- EXERCISE INSTRUCTIONS
Write out the entries below exactly, but only from the line containing "Output a JSON" through the line containing "Give me the", and without the pictures.

• • • •

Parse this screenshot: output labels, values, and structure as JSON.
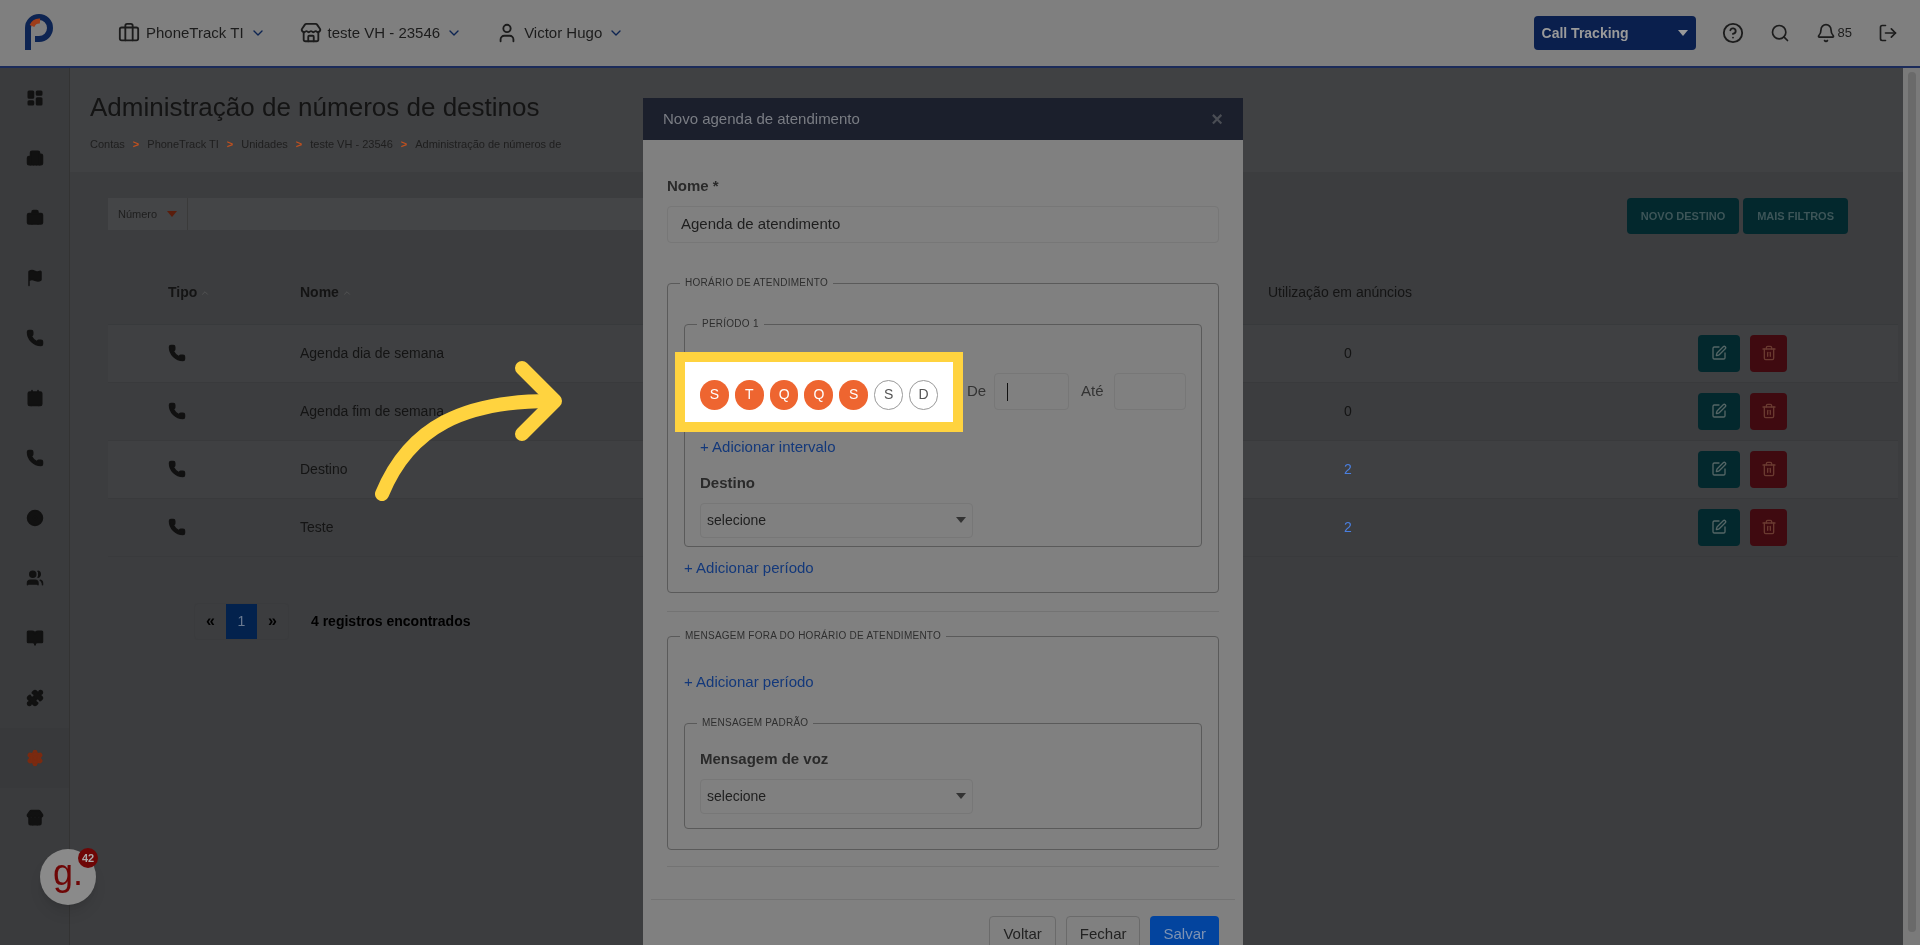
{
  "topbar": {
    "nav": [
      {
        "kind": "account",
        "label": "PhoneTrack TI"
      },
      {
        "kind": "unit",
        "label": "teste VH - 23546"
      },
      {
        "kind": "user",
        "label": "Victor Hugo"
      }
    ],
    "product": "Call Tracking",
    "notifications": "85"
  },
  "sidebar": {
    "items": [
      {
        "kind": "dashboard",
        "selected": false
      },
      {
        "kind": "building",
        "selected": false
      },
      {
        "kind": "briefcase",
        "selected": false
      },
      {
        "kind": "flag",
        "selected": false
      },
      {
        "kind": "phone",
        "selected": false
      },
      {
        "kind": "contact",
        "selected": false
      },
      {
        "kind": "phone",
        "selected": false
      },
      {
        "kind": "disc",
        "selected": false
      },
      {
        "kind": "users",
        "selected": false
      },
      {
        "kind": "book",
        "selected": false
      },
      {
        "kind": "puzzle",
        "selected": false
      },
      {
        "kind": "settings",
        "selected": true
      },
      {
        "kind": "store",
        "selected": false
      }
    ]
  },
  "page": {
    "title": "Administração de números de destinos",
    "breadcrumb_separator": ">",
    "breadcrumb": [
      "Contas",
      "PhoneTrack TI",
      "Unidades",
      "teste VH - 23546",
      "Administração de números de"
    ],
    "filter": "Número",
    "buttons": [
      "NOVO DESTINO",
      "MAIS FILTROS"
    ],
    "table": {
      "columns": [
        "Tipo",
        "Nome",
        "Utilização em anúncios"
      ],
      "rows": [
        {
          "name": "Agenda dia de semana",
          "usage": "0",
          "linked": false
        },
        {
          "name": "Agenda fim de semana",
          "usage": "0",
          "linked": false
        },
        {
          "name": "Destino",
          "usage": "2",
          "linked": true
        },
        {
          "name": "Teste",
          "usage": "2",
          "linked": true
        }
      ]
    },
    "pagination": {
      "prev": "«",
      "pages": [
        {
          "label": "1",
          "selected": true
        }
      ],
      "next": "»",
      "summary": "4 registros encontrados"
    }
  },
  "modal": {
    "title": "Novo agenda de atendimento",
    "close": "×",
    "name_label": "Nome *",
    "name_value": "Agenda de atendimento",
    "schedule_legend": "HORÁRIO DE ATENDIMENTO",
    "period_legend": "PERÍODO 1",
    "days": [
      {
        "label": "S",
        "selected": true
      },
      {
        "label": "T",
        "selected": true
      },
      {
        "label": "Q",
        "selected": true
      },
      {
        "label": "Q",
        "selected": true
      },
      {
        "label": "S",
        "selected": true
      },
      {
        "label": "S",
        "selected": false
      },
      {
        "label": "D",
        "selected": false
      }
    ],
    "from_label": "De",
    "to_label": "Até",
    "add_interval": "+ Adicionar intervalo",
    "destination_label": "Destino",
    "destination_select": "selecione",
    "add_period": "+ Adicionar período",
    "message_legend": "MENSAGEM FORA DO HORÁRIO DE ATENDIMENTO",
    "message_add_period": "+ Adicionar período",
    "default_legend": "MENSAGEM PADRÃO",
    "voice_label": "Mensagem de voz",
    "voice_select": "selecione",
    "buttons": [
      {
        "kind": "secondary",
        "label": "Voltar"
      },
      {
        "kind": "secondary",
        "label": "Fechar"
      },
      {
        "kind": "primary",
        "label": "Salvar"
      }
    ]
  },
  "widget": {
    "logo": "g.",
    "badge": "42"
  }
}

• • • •

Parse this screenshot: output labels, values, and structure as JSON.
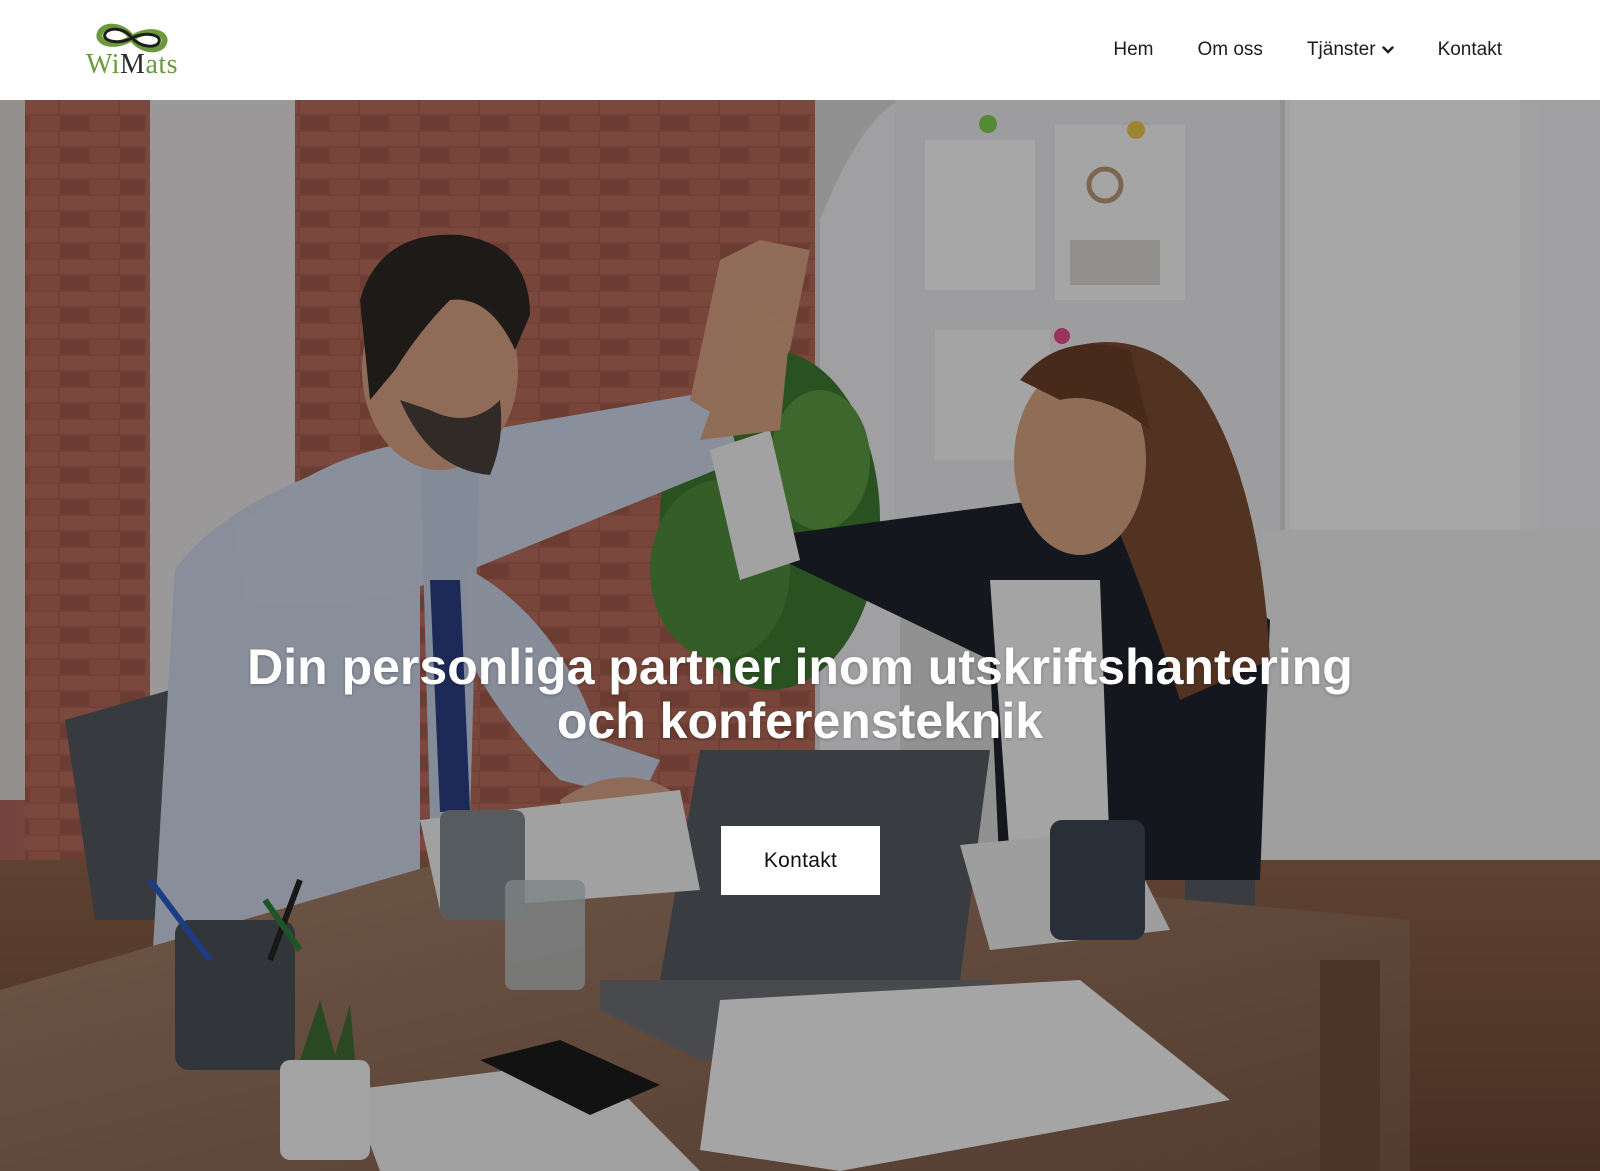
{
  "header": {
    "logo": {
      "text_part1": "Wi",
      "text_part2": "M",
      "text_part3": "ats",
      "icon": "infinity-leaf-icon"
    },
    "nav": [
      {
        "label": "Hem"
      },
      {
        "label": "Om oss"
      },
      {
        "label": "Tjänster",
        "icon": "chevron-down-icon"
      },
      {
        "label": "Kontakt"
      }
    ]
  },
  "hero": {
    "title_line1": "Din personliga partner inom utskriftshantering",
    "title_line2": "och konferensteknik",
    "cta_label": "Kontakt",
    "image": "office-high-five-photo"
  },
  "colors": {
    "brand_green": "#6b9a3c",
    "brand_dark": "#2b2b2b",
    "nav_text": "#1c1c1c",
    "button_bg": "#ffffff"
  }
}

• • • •

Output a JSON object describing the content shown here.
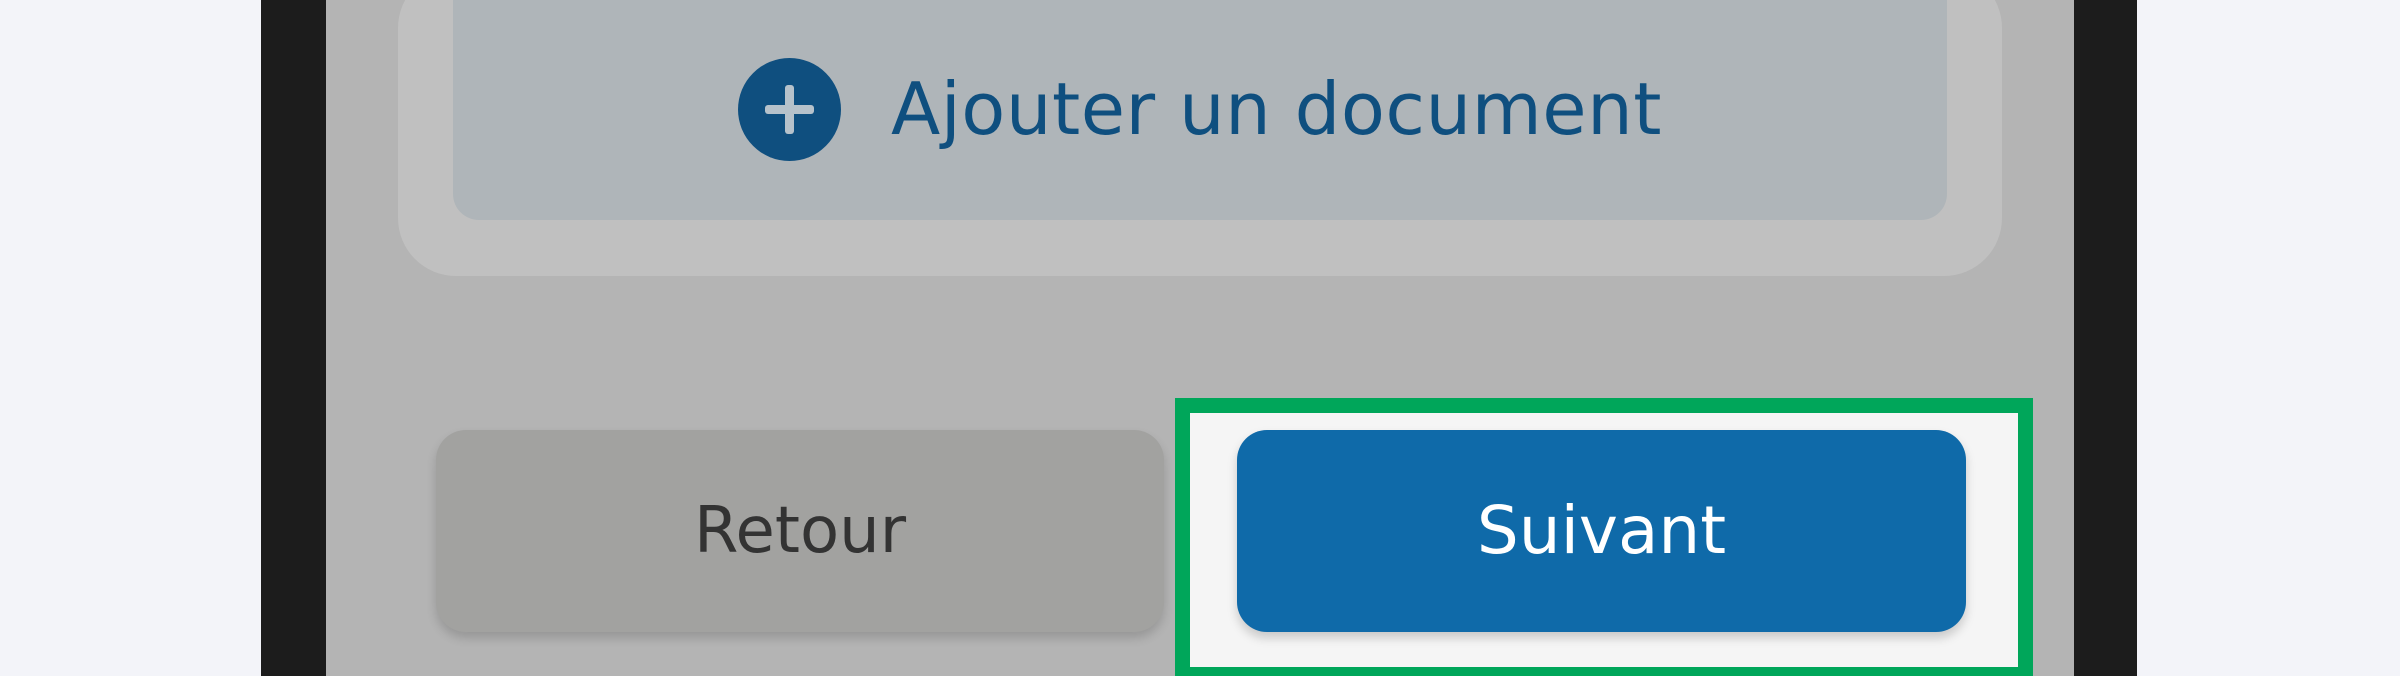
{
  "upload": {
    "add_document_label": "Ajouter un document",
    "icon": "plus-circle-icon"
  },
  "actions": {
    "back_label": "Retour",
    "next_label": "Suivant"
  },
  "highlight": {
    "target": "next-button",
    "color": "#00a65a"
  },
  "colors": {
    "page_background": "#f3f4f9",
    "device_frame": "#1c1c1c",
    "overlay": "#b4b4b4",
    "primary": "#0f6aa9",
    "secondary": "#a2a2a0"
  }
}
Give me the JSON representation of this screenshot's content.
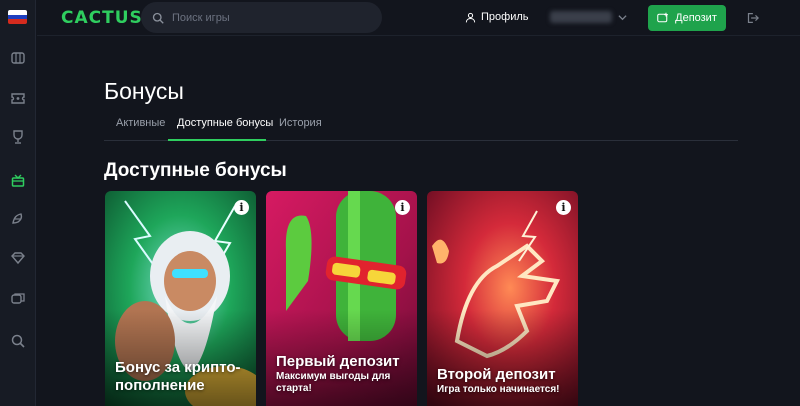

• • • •

- REPLY
Output a JSON object describing the content shown here.
{
  "upload": {
    "add_document_label": "Ajouter un document",
    "icon": "plus-circle-icon"
  },
  "actions": {
    "back_label": "Retour",
    "next_label": "Suivant"
  },
  "highlight": {
    "target": "next-button",
    "color": "#00a65a"
  },
  "colors": {
    "page_background": "#f3f4f9",
    "device_frame": "#1c1c1c",
    "overlay": "#b4b4b4",
    "primary": "#0f6aa9",
    "secondary": "#a2a2a0"
  }
}
Give me the JSON representation of this screenshot's content.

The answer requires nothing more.